Economic trends clearly point toward higher inflation and interest rates ahead, which will likely make capital markets more volatile. Based on recent headlines, politics seems likely to add fuel to this fire.

Rising inflation and interest rates will probably weigh on the near-term outlook for government bonds. Further down the road, they’re also likely to create headwinds for risk assets, including corporate bonds and equities.

As we see it, geopolitics could magnify the volatility. Among the most noteworthy developments is the escalating tension between Russia and the UK over Russia’s alleged attempt to assassinate a former Soviet agent on British soil. Domestic developments in China and Italy reinforce this notion. And if that wasn’t not enough to set alarm bells ringing, there’s now the intensifying US-China trade dispute to worry about.

Historical Context: Global Integration

To understand the significance of these political events for capital markets, it helps to think of them through the lens of globalization.

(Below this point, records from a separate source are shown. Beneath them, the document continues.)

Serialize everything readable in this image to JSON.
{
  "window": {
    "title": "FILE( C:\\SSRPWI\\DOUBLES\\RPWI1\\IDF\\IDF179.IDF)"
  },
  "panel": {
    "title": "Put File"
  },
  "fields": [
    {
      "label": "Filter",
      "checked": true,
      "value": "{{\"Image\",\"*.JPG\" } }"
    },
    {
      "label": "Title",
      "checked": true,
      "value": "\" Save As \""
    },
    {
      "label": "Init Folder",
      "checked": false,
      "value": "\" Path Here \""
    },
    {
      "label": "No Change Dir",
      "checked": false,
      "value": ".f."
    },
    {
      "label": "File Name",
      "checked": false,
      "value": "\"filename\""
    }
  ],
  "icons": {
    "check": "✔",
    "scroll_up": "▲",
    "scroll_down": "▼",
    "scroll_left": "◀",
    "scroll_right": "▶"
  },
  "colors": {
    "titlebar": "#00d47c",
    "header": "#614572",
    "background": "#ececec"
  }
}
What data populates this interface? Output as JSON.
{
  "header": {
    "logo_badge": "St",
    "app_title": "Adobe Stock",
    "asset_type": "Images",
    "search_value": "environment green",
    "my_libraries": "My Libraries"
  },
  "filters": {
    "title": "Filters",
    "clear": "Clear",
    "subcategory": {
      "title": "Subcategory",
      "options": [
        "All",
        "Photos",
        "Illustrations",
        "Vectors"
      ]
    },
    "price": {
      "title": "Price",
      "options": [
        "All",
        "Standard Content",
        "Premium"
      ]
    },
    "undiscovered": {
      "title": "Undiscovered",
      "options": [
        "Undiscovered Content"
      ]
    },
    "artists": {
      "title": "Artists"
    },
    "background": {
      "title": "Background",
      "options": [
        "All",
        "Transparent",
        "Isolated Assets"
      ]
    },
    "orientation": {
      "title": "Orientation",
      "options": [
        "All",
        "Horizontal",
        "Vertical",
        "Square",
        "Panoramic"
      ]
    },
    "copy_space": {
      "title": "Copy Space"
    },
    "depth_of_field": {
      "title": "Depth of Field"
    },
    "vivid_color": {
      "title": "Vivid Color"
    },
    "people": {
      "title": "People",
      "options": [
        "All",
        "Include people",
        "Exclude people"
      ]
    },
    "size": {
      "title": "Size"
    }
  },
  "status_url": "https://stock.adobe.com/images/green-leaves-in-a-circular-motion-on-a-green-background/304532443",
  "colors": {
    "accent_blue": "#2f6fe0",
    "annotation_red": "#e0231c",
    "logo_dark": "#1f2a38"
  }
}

Over the past 20 years or so, the secular trend toward globalization has supported economic growth and kept inflation low.

Major developments during this time helped power the march toward globalization. Russia made attempts to move beyond the legacy of Soviet communism. China joined the global trading system. And the European Union moved toward greater economic and administrative integration.

Is Globalization Past Its Peak?

Now, globalization appears to have peaked, and may be slipping into reverse. The perception that China, Russia and the West share similar aims and priorities has given way to a fresh appreciation of national political and cultural differences—and the resultant potential for disharmony.

While the Russia-UK uproar is unlikely to have any direct economic impact, it does serve as a reminder of the historical and diplomatic fault lines between Russia and the West, as do the allegations of Russian interference in the 2016 US presidential election.

Recent developments in China are no less significant, with President Xi Jinping removing limits to his term in office. Western commentators are divided. Some see the move as a dictatorial power grab; others see it as Xi’s attempt to create the stability he needs to enact further reforms. Whichever view is correct, China, like Russia, needs to be assessed more on its own terms than through a Western lens.